Read through the entries below and return each line with the word "this".
** SOURCE DATA follows **
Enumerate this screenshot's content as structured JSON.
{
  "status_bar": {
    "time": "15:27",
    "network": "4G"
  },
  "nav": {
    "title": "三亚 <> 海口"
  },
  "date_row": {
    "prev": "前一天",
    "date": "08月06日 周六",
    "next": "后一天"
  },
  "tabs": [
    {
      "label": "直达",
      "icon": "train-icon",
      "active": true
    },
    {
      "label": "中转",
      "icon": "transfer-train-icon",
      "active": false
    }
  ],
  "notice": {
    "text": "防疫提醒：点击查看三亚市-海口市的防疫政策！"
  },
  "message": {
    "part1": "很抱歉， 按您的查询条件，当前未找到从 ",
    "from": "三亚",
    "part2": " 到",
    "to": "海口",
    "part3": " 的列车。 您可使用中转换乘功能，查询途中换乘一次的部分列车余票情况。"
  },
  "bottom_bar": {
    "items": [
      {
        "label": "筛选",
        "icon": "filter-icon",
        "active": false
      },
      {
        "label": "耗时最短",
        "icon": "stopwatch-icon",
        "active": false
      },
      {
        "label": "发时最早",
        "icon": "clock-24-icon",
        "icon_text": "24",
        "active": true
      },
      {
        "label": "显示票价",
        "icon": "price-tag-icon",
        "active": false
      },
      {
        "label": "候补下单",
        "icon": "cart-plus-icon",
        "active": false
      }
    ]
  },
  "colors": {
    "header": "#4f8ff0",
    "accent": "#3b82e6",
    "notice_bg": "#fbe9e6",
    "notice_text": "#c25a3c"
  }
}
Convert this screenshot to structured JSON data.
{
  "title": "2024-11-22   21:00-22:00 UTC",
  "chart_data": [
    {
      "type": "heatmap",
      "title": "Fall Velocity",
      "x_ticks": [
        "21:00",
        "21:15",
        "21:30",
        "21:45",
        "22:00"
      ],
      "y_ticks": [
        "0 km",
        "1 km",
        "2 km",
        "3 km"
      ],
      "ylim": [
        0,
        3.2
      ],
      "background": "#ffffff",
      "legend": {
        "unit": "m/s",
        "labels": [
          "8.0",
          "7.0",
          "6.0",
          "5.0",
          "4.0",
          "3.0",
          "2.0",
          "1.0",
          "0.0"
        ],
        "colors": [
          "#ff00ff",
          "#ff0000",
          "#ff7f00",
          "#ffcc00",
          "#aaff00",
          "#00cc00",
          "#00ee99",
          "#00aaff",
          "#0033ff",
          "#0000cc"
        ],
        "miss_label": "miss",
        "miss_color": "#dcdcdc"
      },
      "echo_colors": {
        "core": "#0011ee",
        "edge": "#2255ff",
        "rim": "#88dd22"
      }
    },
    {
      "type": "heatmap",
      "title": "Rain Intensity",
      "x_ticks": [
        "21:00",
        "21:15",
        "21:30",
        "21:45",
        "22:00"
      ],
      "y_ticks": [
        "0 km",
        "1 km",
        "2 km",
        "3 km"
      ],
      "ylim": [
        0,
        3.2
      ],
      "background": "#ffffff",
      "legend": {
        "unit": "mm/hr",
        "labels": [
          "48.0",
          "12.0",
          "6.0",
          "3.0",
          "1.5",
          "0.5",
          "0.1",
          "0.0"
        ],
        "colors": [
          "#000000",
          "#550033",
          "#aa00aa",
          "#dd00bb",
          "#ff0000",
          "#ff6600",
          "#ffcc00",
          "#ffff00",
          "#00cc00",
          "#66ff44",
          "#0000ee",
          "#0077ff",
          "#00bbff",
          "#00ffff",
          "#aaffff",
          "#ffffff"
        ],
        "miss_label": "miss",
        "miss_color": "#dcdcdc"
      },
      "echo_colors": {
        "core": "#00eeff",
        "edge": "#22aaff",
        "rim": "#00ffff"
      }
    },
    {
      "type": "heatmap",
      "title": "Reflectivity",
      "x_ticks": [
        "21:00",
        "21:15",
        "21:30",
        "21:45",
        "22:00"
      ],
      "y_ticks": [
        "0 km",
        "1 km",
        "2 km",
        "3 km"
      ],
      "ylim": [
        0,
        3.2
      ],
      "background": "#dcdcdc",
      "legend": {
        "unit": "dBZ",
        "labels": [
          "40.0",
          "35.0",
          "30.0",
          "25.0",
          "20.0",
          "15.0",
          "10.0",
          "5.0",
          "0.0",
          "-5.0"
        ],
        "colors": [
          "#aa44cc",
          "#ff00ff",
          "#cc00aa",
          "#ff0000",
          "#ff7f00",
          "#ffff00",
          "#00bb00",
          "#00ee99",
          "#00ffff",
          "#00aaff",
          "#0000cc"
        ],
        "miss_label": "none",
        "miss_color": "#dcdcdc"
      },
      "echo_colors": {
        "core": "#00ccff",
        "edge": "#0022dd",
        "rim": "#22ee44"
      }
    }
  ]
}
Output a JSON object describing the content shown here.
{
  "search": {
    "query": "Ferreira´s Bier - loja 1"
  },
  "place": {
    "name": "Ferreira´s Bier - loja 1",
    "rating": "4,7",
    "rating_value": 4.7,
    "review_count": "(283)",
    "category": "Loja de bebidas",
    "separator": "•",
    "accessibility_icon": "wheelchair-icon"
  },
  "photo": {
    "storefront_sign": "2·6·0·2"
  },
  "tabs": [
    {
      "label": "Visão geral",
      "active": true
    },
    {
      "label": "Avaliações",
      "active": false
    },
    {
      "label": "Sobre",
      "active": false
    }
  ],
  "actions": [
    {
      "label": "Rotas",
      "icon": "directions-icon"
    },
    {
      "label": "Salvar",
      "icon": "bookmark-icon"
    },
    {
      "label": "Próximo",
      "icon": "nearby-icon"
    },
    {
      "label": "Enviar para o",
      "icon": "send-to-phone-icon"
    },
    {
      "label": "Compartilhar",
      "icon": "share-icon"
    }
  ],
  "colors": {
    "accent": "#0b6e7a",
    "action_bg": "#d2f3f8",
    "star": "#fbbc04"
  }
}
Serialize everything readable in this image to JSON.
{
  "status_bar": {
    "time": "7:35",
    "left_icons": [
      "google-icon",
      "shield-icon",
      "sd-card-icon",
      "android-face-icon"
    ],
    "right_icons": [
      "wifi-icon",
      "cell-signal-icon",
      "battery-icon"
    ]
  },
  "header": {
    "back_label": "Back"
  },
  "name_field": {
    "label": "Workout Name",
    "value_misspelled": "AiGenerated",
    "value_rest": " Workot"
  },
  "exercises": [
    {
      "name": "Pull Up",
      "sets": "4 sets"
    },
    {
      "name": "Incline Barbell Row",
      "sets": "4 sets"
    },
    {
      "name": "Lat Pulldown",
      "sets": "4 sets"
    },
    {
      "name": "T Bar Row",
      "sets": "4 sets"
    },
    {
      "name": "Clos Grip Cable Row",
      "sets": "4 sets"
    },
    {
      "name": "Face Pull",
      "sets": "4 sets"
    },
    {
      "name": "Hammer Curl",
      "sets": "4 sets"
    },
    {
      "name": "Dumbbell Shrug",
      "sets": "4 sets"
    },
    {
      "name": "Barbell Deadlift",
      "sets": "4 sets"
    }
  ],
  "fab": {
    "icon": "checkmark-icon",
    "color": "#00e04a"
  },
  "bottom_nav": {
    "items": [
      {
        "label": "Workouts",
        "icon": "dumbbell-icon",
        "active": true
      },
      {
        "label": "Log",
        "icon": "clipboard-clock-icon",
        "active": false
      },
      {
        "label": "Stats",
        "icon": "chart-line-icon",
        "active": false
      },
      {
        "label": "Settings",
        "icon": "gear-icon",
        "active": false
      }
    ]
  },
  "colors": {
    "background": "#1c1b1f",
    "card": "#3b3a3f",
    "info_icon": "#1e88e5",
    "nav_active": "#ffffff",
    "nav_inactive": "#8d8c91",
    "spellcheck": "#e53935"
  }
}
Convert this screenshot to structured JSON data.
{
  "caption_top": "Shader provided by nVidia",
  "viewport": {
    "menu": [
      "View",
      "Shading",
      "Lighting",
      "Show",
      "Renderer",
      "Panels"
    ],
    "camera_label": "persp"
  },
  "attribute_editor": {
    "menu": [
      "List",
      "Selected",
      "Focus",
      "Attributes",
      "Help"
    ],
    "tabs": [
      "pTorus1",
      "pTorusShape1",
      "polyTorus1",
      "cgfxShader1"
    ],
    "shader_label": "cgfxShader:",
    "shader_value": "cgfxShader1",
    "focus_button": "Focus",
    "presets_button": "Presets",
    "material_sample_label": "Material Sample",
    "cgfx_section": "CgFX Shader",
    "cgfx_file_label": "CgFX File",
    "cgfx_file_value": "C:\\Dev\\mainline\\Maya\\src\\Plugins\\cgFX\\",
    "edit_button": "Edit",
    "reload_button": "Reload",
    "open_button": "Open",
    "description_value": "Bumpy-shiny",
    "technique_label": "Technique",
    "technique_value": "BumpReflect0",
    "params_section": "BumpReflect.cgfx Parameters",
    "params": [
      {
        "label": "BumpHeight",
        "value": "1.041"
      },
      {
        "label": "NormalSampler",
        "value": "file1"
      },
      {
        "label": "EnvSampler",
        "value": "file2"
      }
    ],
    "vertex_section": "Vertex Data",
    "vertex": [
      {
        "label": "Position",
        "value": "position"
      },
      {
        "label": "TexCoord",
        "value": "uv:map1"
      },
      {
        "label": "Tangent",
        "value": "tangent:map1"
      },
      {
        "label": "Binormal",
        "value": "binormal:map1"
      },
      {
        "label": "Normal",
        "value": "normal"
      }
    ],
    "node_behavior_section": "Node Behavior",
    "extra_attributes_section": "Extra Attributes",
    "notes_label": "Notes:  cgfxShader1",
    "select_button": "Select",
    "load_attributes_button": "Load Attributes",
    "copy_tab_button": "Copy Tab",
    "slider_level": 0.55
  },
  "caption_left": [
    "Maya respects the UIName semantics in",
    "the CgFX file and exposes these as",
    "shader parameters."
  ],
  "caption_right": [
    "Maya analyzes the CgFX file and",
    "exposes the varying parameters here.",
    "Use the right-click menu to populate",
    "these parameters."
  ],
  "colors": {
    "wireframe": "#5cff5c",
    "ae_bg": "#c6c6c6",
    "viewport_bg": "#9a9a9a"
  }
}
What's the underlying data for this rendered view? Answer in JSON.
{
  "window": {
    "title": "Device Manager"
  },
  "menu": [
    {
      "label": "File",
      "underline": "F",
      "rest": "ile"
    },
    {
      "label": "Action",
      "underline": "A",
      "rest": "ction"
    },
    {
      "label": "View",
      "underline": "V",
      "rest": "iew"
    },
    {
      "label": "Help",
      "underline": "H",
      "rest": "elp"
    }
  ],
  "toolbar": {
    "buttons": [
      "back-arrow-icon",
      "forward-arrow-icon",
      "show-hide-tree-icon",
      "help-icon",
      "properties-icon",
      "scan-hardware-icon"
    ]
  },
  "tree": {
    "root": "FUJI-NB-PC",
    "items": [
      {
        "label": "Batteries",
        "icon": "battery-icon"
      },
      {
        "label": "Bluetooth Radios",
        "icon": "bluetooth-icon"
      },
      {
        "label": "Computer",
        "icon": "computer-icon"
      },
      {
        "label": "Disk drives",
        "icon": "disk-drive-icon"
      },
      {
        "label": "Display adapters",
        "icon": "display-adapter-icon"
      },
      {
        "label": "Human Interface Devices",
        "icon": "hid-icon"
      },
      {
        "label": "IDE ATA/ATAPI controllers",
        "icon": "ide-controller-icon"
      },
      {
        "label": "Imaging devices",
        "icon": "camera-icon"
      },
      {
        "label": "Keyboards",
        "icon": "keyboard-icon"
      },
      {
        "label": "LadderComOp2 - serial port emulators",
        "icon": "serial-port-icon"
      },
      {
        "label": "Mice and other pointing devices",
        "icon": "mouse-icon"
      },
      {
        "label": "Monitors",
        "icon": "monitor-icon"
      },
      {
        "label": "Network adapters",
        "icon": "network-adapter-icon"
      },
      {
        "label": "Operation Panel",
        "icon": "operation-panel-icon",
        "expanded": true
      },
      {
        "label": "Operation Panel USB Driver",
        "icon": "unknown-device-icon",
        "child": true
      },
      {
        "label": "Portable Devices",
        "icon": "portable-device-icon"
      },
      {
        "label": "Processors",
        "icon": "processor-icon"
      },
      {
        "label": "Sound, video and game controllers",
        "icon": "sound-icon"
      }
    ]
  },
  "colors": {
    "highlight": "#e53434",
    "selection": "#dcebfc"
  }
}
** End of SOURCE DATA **
WRITTEN ANSWER
Enumerate this screenshot's content as structured JSON.
Convert this screenshot to structured JSON data.
Serialize everything readable in this image to JSON.
Convert this screenshot to structured JSON data.
What's the underlying data for this rendered view? Answer in JSON.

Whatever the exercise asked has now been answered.